So there’s the story. Well, a summary of the story. I’m currently working hard on my third book and if you want to read more you’ll have to wait for that. It’s about music and mountains and in my last few days on Everest the song that played over and over in my head was Dire Straits’ Brothers in Arms. Which is weird because I was never a big fan of the band, although I am now because they clearly wrote these words for me…
“These mist covered mountains
Are a home now for me
But my home is the lowlands
And always will be…
Someday you’ll return to
Your valleys and your farms
And you’ll no longer burn to be
Brothers in arms”
Thankfully, I’m now back home in the lowlands of London and under the care of the marvellous NHS. They don’t get many patients who have been hit by oxygen bottles on Everest so I’m quite the celebrity, and my leg is well on the mend.

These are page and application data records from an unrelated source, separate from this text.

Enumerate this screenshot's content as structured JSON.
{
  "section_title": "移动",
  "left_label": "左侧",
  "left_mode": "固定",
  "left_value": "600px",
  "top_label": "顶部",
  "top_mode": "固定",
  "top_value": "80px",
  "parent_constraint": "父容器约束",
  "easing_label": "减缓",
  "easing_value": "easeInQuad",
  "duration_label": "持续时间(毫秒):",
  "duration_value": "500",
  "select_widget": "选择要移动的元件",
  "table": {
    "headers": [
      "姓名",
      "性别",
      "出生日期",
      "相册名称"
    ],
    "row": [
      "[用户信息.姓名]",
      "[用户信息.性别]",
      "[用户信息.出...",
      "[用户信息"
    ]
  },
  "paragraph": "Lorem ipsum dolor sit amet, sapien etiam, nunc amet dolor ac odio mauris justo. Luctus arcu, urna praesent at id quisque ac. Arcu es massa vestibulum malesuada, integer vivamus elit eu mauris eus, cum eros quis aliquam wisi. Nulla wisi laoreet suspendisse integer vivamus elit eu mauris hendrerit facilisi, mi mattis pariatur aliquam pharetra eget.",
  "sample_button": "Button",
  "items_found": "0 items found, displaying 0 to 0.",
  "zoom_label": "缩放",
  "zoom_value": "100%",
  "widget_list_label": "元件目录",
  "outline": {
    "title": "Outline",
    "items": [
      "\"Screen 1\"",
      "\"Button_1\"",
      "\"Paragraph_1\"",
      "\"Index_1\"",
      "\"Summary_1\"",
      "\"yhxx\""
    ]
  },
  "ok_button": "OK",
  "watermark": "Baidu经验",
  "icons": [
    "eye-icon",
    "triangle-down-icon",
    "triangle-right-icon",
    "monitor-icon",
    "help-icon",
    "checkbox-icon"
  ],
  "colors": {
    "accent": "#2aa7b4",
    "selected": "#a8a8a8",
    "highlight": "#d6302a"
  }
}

I’m not planning on climbing any higher or taking on any more major challenges anytime soon. I’ve hung up my mountaineering boots and laid down my arms. However, I have just been north to Liverpool for a few days of book research which is my favourite kind of adventure. I went and visited John Lennon and Paul McCartney’s childhood homes (now under the ownership of the National Trust) and also took the magical mystery tour bus. You’ll have to wait for my new book to understand how all this interconnects with Everest but I assure you it does.
And after I’d visited Penny Lane and Strawberry Fields, I went to a lovely hotel called Moor Hall for the night where I had a stunning two Michelin star supper (with matching wines, of course). All by myself. And for the first time since I came down from sitting on top of the world, I raised a glass to me and said: ‘Well Jessica, you did it, and you’ve lived to tell the tale.’ And then I wrote you this letter…
Living big and brave as ever,